======== Extracted information ========

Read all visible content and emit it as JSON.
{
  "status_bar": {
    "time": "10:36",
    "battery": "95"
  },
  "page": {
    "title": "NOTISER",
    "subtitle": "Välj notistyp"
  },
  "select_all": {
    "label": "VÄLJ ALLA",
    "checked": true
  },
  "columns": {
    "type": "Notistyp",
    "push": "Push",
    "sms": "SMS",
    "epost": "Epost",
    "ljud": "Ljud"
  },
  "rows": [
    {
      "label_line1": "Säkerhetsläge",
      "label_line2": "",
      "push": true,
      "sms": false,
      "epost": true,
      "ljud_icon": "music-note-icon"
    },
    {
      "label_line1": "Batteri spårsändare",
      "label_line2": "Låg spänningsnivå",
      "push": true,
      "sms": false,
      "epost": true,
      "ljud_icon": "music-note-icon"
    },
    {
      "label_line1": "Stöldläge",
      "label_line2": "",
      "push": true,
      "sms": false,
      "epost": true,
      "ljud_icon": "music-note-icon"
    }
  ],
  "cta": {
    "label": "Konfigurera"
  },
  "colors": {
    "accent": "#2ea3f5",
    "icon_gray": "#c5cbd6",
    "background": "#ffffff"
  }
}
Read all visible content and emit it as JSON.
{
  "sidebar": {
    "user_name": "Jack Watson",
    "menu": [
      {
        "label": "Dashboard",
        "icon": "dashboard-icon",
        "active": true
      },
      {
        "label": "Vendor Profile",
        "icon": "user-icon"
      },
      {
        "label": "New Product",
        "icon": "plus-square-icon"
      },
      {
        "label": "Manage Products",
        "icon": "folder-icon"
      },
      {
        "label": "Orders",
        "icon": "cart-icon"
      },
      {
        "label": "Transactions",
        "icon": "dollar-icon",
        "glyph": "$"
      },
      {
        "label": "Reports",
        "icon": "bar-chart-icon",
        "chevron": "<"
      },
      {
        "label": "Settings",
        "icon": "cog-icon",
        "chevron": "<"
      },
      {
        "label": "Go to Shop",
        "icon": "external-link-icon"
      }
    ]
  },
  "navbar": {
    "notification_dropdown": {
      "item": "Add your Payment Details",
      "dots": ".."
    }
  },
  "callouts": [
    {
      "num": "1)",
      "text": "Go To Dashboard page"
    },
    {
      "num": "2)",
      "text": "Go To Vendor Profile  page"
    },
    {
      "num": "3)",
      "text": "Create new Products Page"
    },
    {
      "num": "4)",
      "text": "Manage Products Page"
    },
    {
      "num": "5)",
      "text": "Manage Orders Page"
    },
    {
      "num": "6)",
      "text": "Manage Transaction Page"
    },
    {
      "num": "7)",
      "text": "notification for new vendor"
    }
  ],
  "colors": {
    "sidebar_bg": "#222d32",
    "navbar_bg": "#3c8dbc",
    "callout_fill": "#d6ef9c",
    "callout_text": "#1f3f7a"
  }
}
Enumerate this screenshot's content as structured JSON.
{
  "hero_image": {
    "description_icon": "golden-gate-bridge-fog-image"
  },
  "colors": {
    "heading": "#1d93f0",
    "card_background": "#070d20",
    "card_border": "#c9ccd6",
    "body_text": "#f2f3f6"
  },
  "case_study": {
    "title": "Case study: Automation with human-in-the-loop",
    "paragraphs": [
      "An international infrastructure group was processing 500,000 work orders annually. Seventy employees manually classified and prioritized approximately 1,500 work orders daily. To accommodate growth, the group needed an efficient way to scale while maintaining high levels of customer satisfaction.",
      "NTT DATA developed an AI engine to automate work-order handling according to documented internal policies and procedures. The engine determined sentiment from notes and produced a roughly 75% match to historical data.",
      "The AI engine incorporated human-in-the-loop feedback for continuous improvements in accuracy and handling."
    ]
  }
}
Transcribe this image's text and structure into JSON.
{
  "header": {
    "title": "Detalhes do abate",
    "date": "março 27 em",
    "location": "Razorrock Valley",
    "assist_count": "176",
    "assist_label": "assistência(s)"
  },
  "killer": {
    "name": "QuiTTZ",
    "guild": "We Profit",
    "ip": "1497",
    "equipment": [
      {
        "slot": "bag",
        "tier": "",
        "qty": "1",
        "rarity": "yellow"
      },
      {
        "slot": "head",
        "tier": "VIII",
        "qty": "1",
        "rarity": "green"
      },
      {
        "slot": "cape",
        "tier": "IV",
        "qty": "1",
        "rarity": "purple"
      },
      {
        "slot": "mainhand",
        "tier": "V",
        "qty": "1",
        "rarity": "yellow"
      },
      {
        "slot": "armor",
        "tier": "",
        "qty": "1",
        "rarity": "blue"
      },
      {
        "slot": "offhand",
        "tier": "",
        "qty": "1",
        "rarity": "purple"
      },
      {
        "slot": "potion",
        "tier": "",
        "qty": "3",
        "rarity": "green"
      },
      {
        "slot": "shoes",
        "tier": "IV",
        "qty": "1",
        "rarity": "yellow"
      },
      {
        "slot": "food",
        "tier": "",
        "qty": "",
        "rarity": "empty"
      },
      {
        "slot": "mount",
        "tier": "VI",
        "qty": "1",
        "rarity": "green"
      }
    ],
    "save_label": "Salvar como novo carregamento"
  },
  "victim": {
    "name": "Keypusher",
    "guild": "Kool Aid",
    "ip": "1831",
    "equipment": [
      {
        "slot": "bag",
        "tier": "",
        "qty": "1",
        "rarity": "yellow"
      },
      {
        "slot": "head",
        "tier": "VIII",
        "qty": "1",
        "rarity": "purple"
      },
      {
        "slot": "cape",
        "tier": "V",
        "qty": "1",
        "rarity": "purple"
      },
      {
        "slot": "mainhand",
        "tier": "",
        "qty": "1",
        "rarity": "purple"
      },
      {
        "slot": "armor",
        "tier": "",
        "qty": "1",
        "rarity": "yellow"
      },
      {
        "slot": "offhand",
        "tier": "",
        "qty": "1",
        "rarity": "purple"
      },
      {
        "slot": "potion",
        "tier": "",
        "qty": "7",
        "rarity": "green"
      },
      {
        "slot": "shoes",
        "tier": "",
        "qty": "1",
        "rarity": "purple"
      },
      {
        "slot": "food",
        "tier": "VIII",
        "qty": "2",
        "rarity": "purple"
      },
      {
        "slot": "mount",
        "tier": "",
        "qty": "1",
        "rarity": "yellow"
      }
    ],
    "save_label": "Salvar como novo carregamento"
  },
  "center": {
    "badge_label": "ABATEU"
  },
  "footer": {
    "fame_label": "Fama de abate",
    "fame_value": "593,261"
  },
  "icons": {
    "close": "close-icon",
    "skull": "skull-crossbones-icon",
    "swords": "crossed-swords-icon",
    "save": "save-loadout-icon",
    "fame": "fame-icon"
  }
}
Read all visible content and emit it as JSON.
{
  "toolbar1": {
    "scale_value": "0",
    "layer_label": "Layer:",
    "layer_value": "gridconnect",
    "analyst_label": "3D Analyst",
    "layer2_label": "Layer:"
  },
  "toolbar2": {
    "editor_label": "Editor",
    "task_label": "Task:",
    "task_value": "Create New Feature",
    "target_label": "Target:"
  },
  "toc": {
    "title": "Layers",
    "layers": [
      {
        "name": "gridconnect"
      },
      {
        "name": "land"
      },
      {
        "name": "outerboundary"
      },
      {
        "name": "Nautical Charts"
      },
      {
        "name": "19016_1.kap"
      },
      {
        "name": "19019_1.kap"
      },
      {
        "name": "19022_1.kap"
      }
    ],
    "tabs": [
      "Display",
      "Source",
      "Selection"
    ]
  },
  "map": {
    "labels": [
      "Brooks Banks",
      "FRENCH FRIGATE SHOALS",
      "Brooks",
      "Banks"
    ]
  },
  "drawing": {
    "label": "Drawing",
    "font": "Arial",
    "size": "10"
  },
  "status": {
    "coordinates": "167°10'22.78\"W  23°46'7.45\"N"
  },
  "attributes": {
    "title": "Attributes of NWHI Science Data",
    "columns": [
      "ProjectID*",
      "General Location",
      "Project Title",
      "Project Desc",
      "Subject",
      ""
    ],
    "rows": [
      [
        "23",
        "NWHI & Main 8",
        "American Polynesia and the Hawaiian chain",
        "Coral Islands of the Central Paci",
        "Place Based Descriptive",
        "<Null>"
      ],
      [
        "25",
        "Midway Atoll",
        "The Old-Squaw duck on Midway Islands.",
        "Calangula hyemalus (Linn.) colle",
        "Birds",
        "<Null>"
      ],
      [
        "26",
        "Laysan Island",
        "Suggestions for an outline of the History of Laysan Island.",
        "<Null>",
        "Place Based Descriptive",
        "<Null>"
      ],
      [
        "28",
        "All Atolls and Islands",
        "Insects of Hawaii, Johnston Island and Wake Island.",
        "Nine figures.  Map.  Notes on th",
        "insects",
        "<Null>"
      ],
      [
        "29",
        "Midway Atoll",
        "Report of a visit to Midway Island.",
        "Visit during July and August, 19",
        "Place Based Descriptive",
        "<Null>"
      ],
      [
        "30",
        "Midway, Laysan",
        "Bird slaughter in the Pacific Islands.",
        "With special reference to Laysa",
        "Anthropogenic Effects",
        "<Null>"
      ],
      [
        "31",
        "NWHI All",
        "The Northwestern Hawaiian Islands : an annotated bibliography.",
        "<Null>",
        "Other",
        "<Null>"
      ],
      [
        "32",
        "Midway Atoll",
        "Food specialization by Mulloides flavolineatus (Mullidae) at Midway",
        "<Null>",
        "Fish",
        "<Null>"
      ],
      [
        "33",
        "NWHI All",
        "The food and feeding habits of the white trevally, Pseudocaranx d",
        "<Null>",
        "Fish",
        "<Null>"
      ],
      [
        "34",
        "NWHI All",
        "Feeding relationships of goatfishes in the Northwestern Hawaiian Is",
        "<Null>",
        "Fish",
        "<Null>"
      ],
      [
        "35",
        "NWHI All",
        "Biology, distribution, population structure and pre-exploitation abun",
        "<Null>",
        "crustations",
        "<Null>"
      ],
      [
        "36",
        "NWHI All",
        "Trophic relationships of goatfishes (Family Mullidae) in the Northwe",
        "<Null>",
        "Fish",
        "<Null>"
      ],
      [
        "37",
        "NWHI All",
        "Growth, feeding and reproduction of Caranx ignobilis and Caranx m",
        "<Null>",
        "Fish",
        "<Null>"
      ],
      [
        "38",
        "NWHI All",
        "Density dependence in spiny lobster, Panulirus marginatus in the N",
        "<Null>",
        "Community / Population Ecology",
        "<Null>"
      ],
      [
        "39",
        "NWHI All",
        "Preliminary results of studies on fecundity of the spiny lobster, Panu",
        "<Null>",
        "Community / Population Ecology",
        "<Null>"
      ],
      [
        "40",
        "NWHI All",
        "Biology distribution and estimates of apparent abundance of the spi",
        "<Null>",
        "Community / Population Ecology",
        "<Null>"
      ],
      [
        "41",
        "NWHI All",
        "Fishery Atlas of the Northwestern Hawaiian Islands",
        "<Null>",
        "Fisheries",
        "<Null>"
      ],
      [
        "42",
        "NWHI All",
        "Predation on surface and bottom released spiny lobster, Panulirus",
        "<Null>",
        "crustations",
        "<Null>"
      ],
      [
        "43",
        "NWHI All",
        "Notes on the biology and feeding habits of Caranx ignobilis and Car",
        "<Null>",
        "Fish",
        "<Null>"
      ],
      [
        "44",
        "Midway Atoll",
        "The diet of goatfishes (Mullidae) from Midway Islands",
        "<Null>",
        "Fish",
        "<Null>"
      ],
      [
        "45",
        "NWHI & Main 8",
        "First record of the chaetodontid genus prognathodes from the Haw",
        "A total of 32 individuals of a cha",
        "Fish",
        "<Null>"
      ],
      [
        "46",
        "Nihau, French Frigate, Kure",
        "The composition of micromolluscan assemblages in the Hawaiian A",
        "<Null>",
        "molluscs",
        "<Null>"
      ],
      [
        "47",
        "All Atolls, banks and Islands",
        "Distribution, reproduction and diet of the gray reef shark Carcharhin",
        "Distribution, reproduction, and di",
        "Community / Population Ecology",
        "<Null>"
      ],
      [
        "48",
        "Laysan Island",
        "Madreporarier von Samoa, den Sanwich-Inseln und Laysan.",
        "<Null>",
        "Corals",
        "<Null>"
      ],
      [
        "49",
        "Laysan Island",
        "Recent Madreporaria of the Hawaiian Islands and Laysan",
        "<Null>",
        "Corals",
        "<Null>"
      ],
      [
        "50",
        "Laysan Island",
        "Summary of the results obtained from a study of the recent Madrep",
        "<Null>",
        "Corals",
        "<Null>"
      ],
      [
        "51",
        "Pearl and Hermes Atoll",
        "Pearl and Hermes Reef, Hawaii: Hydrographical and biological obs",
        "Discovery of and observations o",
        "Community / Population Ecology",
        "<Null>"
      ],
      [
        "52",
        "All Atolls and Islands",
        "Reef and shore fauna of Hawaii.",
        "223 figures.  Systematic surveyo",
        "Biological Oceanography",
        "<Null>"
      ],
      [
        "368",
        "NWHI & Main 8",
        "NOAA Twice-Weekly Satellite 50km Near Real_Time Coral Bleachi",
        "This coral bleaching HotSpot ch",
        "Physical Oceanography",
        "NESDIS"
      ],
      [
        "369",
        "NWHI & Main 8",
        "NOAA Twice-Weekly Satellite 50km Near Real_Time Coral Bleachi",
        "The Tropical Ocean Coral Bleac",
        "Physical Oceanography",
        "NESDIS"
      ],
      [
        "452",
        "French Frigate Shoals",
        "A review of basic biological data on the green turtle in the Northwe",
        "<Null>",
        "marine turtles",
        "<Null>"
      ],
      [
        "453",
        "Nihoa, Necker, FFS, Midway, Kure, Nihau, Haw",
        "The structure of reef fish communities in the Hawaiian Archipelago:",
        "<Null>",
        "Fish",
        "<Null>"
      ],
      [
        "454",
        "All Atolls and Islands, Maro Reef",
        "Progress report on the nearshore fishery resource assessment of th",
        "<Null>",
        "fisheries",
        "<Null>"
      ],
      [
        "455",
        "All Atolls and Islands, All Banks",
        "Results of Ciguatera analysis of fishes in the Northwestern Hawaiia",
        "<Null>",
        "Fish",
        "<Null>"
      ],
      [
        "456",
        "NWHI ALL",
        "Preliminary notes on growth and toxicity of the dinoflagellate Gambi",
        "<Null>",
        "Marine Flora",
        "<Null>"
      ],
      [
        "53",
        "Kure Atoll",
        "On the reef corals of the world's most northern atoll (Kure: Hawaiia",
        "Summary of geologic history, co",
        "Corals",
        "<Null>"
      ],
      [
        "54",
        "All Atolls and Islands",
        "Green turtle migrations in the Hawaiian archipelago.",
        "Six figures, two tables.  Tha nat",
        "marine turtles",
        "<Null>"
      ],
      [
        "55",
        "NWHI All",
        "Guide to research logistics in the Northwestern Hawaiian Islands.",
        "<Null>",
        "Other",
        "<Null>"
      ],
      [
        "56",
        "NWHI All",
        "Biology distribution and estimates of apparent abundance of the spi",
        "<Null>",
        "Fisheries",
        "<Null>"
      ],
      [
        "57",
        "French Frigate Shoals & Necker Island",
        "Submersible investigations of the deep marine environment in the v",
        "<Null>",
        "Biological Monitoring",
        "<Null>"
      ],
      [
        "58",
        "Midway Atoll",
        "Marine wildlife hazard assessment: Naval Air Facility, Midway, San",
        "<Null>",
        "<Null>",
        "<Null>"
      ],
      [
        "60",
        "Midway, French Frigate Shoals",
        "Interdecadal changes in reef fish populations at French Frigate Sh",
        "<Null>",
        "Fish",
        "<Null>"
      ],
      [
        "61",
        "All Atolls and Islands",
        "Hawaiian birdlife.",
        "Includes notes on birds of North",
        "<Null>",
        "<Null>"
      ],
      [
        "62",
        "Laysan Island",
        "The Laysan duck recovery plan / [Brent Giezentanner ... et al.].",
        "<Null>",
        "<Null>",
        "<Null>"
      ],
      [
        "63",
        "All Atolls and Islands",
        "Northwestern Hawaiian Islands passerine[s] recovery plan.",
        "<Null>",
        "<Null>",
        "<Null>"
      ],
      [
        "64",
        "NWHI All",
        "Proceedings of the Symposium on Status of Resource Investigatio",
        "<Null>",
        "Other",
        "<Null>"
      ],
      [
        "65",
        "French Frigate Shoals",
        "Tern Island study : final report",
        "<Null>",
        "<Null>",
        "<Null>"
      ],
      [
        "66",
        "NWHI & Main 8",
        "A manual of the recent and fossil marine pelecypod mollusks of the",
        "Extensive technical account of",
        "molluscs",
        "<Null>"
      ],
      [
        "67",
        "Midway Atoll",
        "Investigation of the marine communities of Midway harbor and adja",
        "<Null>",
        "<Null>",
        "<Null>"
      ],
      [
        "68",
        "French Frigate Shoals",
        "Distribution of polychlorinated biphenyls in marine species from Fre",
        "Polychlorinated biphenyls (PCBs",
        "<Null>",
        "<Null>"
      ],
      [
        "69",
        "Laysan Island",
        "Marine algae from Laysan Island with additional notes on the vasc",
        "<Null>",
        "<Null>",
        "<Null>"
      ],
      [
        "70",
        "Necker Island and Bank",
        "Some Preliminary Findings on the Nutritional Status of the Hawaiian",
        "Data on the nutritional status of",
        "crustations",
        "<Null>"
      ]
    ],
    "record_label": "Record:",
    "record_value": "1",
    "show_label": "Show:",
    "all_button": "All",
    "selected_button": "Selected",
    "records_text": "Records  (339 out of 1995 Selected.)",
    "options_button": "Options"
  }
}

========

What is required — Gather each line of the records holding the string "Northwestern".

Completed task —
        "The Northwestern Hawaiian Islands : an annotated bibliography.",
        "Feeding relationships of goatfishes in the Northwestern Hawaiian Is",
        "Fishery Atlas of the Northwestern Hawaiian Islands",
        "Results of Ciguatera analysis of fishes in the Northwestern Hawaiia",
        "Guide to research logistics in the Northwestern Hawaiian Islands.",
        "Northwestern Hawaiian Islands passerine[s] recovery plan.",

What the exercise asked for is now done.